Leading into the holiday season, we invited individuals from Local Brand Platforms to a Local Branding Community of Practice Holiday Hangout. They shared how they are supporting their networks of local makers and manufacturers the holiday season. Of course the conversation quickly expanded to include their work well beyond the holiday season. Here are some takeaways that you could work to replicate in your city:
- Local brands are being intentional in reaching out to makers from communities of color and women. Made in Baltimore partnered with Morgan State University (a Historically Black University) for their fifth pop up, leading into the holiday season. The result? Over 50% of their producers are from communities of color. (For further reading, check out this other HBCU partnership in Baltimore between a new makerspace Open Works and Coppin State University around encouraging black entrepreneurship.) Seattle Made is currently creating a coaching program for minority and women makers. It’s proven that like-attracts-like, and by highlighting underrepresented communities, they aim to cultivate a more diverse membership. Similarly, Portland Made is working to be more inclusive of women-owned and minority-woman-owned businesses through a member-led mentorship program to bring more women makers and makers of color into the Portland Made fold.

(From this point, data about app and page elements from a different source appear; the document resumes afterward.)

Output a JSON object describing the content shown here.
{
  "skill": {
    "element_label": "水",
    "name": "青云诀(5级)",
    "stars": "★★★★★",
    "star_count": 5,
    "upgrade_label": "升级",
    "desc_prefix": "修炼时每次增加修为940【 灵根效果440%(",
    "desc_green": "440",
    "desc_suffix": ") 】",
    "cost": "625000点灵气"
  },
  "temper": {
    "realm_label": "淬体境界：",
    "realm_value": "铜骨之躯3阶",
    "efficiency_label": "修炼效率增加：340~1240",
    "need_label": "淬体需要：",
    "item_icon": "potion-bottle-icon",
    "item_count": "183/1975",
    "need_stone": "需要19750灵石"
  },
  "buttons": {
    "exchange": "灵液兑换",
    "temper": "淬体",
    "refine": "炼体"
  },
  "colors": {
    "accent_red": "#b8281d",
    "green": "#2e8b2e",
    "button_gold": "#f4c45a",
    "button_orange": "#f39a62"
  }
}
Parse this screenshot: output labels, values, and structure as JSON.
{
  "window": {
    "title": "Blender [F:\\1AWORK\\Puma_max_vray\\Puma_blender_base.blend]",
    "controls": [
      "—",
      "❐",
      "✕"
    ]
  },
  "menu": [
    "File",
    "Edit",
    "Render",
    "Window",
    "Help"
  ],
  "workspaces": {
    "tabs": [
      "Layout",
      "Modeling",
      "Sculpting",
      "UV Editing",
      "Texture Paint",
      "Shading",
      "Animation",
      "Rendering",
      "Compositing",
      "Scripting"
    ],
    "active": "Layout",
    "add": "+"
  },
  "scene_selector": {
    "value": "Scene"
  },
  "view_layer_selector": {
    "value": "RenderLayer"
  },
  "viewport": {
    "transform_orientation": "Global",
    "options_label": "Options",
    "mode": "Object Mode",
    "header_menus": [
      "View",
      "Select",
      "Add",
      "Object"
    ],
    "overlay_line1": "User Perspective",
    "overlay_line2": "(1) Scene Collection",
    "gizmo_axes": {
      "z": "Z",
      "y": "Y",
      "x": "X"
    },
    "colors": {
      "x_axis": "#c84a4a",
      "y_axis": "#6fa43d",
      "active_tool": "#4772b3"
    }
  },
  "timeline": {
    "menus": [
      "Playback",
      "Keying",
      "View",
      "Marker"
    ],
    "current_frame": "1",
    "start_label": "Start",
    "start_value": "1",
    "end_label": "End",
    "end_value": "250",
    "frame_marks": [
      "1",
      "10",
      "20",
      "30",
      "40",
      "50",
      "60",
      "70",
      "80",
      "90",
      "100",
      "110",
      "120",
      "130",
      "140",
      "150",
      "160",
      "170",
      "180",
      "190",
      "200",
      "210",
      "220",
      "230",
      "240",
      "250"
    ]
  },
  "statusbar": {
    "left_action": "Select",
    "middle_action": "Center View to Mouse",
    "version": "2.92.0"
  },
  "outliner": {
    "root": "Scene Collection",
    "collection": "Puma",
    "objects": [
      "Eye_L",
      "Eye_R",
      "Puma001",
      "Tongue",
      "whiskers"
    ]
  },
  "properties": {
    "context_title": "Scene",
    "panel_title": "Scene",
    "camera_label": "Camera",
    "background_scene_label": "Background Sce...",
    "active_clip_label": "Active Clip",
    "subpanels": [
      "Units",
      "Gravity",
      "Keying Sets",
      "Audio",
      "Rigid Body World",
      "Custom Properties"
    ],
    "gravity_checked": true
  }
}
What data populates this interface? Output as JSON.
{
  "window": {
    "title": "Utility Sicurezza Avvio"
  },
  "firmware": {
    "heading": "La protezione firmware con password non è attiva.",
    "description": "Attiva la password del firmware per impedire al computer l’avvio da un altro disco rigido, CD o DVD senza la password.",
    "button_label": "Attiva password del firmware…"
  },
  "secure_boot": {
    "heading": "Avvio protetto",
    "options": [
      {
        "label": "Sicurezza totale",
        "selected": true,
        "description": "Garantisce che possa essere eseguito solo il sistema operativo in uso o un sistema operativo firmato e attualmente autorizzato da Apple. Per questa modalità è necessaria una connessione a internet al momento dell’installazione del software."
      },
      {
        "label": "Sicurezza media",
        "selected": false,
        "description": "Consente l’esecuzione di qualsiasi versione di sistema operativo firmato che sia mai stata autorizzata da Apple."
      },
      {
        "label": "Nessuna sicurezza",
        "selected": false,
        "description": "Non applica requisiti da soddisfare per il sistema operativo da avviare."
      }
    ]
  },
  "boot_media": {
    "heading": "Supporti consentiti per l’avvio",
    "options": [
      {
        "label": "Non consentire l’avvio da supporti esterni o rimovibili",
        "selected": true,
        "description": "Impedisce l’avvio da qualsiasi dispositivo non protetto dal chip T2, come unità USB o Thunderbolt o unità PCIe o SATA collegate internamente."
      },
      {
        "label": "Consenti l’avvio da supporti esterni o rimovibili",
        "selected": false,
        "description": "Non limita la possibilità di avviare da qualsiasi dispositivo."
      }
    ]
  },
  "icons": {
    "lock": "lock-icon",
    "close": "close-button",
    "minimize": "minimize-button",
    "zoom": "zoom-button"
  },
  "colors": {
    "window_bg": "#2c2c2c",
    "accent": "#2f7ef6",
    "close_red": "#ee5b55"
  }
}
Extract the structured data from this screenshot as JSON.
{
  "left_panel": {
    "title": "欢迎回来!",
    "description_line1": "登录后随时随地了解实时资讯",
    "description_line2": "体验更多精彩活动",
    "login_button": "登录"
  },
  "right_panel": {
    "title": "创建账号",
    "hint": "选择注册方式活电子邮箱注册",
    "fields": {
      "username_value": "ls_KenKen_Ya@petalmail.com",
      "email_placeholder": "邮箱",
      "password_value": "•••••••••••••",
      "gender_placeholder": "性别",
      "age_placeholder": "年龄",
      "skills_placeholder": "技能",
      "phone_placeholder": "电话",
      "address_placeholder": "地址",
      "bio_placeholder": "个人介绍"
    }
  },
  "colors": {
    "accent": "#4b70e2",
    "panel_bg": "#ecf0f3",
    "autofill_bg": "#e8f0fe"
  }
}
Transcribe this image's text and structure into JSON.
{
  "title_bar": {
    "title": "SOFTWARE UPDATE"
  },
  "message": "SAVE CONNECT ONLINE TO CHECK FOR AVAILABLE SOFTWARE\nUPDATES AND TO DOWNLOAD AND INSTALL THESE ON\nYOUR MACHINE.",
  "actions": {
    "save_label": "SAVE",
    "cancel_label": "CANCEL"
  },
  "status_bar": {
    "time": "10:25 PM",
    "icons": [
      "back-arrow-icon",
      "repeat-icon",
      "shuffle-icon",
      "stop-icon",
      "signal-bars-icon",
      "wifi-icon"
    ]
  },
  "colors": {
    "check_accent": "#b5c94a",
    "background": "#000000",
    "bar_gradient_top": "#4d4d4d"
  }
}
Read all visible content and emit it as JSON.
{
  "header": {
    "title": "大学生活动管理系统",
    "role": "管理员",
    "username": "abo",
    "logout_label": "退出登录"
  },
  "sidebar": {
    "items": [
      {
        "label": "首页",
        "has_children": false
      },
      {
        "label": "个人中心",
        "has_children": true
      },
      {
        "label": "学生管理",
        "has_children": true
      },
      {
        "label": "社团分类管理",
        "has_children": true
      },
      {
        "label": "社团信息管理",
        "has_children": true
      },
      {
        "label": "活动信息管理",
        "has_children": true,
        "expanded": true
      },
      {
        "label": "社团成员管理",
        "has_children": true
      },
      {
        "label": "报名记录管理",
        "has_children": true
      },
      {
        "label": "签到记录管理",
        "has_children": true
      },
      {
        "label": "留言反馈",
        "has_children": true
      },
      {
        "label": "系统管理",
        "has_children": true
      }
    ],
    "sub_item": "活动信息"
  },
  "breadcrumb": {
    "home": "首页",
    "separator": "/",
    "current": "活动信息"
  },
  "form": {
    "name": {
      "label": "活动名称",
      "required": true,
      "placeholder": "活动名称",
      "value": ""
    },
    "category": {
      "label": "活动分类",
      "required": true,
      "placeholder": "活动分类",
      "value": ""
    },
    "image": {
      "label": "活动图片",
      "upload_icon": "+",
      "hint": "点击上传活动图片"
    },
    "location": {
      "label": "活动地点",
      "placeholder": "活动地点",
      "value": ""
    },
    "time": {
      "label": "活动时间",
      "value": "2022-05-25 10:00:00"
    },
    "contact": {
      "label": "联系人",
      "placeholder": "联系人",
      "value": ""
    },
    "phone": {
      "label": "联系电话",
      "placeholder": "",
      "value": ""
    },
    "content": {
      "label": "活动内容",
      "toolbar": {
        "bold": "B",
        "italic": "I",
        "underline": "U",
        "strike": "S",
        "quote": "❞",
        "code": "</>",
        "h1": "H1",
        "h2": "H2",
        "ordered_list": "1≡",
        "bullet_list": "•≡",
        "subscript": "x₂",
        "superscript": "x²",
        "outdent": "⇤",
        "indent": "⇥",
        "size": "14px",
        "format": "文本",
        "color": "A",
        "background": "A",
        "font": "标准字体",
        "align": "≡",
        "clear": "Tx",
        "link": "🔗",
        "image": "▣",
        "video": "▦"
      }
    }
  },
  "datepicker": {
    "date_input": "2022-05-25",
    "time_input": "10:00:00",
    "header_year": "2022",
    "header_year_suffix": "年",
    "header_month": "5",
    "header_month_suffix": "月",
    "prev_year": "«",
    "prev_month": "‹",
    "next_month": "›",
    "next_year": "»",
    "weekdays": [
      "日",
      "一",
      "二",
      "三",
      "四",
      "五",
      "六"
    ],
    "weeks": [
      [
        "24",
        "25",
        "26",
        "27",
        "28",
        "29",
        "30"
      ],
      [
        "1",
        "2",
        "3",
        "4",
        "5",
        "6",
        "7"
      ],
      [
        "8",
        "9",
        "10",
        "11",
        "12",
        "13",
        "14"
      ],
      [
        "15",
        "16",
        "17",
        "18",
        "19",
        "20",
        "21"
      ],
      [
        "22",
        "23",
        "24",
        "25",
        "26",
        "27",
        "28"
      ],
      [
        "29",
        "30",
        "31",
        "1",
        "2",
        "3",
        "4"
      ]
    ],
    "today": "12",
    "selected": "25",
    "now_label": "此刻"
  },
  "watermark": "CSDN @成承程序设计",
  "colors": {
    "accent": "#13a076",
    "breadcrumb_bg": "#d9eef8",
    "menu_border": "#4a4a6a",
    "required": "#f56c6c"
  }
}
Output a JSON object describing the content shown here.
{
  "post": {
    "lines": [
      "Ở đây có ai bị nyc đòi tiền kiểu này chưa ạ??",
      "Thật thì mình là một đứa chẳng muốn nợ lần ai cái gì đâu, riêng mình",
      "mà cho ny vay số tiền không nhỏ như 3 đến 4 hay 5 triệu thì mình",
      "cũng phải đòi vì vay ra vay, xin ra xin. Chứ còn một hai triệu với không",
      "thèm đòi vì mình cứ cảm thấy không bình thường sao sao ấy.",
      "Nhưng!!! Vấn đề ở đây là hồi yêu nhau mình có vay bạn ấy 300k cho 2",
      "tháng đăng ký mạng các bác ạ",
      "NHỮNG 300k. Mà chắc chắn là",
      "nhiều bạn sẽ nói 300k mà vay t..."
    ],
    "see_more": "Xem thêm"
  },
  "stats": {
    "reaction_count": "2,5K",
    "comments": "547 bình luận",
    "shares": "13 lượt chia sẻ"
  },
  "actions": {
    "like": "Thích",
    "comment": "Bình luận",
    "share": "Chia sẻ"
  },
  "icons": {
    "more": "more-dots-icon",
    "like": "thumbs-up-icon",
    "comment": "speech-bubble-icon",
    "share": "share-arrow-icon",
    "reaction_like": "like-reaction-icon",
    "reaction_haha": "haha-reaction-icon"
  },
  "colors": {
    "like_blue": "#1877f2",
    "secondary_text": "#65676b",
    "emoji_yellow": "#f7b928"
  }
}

- Local brands are finding new ways to get people to support local production during the holidays. In New York and Seattle, existing pop up shops already dominated the local marketplace, so Made in NYC and Seattle Made have found other ways to support local makers: Made in NYC compiled a list of locally-made products and partnered with Instagram influencers to create curated collections to drive online sales; Seattle Made partnered with Seattle Met magazine to create special ad sizes and rates for Seattle Made members to advertise for their holiday sales, plus they created a list of where shoppers can buy from their members in person.
- Collaborations between large and small companies support both, but in different ways! We learned that Portland Made is supporting collaborations between small makers and larger manufacturers, like Tanner Goods and Danner. They’re finding that small producers benefit from the exposure the partnership brings, bigger brands benefit by reaching and staying relevant to a new audience of buyers.